- ¼ cup triple sec or orange liqueur like Cointreau or Grand Mariner
- ⅓ cup sugar
- 2 lemon slices with rind
- 4 orange slices with rind
- ¾ cup strawberries, stemmed, cut into thick slices
- Club soda or sparkling water
- Ice cubes
- Mint leaves, to serve, for color
- Don't add too much fruit from the start, as you might run out of pitcher space for the wine after you add ice.
- You can use sugar and stir it with the rest of the ingredients. Or use a simple sugar syrup that can be made ahead. The syrup dissolves much better and is what we use.
Make the simple syrup:
- Combine the sugar with ⅓ cup of water in a small saucepan.
- Stir to moisten and cook over medium heat, without stirring, until it breaks to a boil. Remove and let cool completely.
- Keep refrigerated in an airtight jar or bottle. It keeps indefinitely.
For the sangria:
- Have a large pitcher (8 cups or more) ready.
- Add the lemon and orange slices and some ice cubes.
- Add the whole bottle of wine and the liqueur. Stir a few times.
- Add about ¼ cup of simple syrup and half the strawberry slices.
- Add more ice and club soda to almost fill the pitcher.
- Stir the sangria and check the sweetness. Add more syrup if needed and consider that the fruit will release juice with the passing hours.
- Serve in glasses with strawberry slices, orange slices and mint leaves.
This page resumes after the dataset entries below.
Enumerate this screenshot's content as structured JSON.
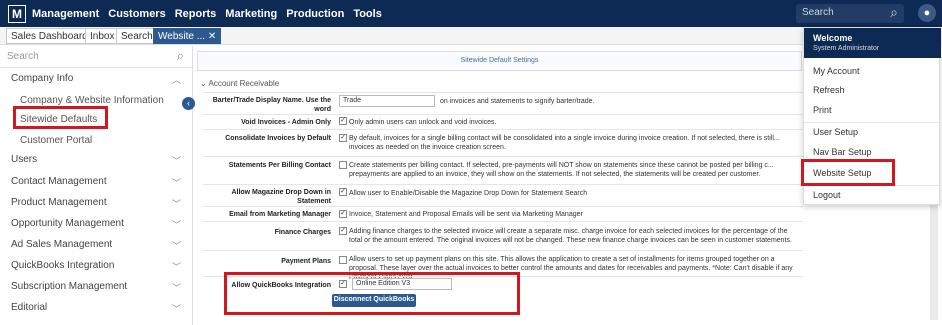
{
  "topnav": {
    "logo": "M",
    "items": [
      "Management",
      "Customers",
      "Reports",
      "Marketing",
      "Production",
      "Tools"
    ],
    "search_placeholder": "Search"
  },
  "tabs": [
    "Sales Dashboard",
    "Inbox",
    "Search",
    "Website ..."
  ],
  "sidebar": {
    "search_placeholder": "Search",
    "company_info": "Company Info",
    "sub_items": [
      "Company & Website Information",
      "Sitewide Defaults",
      "Customer Portal"
    ],
    "items": [
      "Users",
      "Contact Management",
      "Product Management",
      "Opportunity Management",
      "Ad Sales Management",
      "QuickBooks Integration",
      "Subscription Management",
      "Editorial"
    ]
  },
  "content": {
    "header": "Sitewide Default Settings",
    "section": "Account Receivable",
    "rows": [
      {
        "label": "Barter/Trade Display Name. Use the word",
        "value": "Trade",
        "text": "on invoices and statements to signify barter/trade."
      },
      {
        "label": "Void Invoices - Admin Only",
        "text": "Only admin users can unlock and void invoices."
      },
      {
        "label": "Consolidate Invoices by Default",
        "text": "By default, invoices for a single billing contact will be consolidated into a single invoice during invoice creation. If not selected, there is still... invoices as needed on the invoice creation screen."
      },
      {
        "label": "Statements Per Billing Contact",
        "text": "Create statements per billing contact. If selected, pre-payments will NOT show on statements since these cannot be posted per billing c... prepayments are applied to an invoice, they will show on the statements. If not selected, the statements will be created per customer."
      },
      {
        "label": "Allow Magazine Drop Down in Statement",
        "text": "Allow user to Enable/Disable the Magazine Drop Down for Statement Search"
      },
      {
        "label": "Email from Marketing Manager",
        "text": "Invoice, Statement and Proposal Emails will be sent via Marketing Manager"
      },
      {
        "label": "Finance Charges",
        "text": "Adding finance charges to the selected invoice will create a separate misc. charge invoice for each selected invoices for the percentage of the total or the amount entered. The original invoices will not be changed. These new finance charge invoices can be seen in customer statements."
      },
      {
        "label": "Payment Plans",
        "text": "Allow users to set up payment plans on this site. This allows the application to create a set of installments for items grouped together on a proposal. These layer over the actual invoices to better control the amounts and dates for receivables and payments. *Note: Can't disable if any Payment Plans exist."
      },
      {
        "label": "Allow QuickBooks Integration",
        "value": "Online Edition V3",
        "button": "Disconnect QuickBooks"
      }
    ]
  },
  "dropdown": {
    "welcome": "Welcome",
    "role": "System Administrator",
    "items": [
      "My Account",
      "Refresh",
      "Print",
      "User Setup",
      "Nav Bar Setup",
      "Website Setup",
      "Logout"
    ]
  }
}
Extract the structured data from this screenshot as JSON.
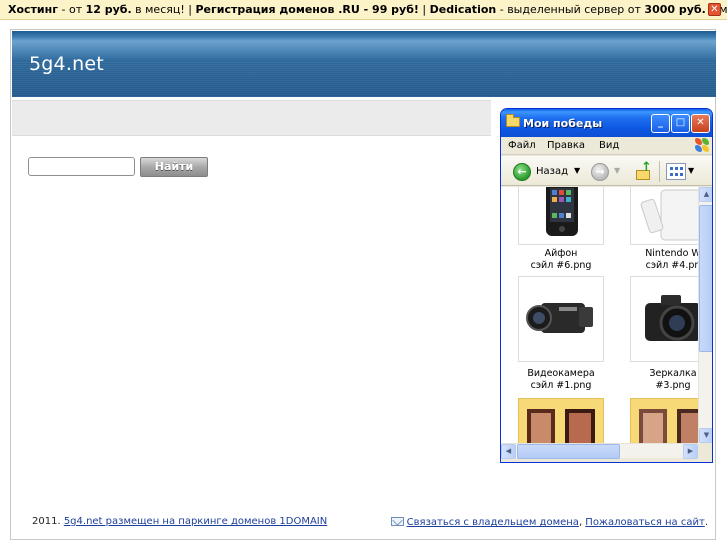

Type of rose wine to use: a dry rosé wine is the best option if adding a sweetener (sugar, syrup, honey) as this recipe calls for. If you use a late harvest sweeter rosé wine, omit all or part of the sugar. Sangría is fruity and sweet, but the wine must have a strong presence.
Without the fruit: use a sieve to drain the liquid and pass it to a sealed jar or bottle. Refrigerate the sweet wine but discard the fruit (or eat it). This is my first recommendation if storing it for a few days. Fruit ferments quickly, and there's a good chance the sangria was left outside or at room temperature before you store leftovers. So the fruit will already be heavily macerated.
With fruit: if you store it with fruit because you'll be drinking it again soon, smell and taste it before serving to ensure it's not fermented.
Airtight container, mason jar or bottle: they will seal in the wine mixture and help preserve it.
- Prep Time: 10 minutes
- Category: Drinks
- Method: Mixing
Keywords: rose wine sangria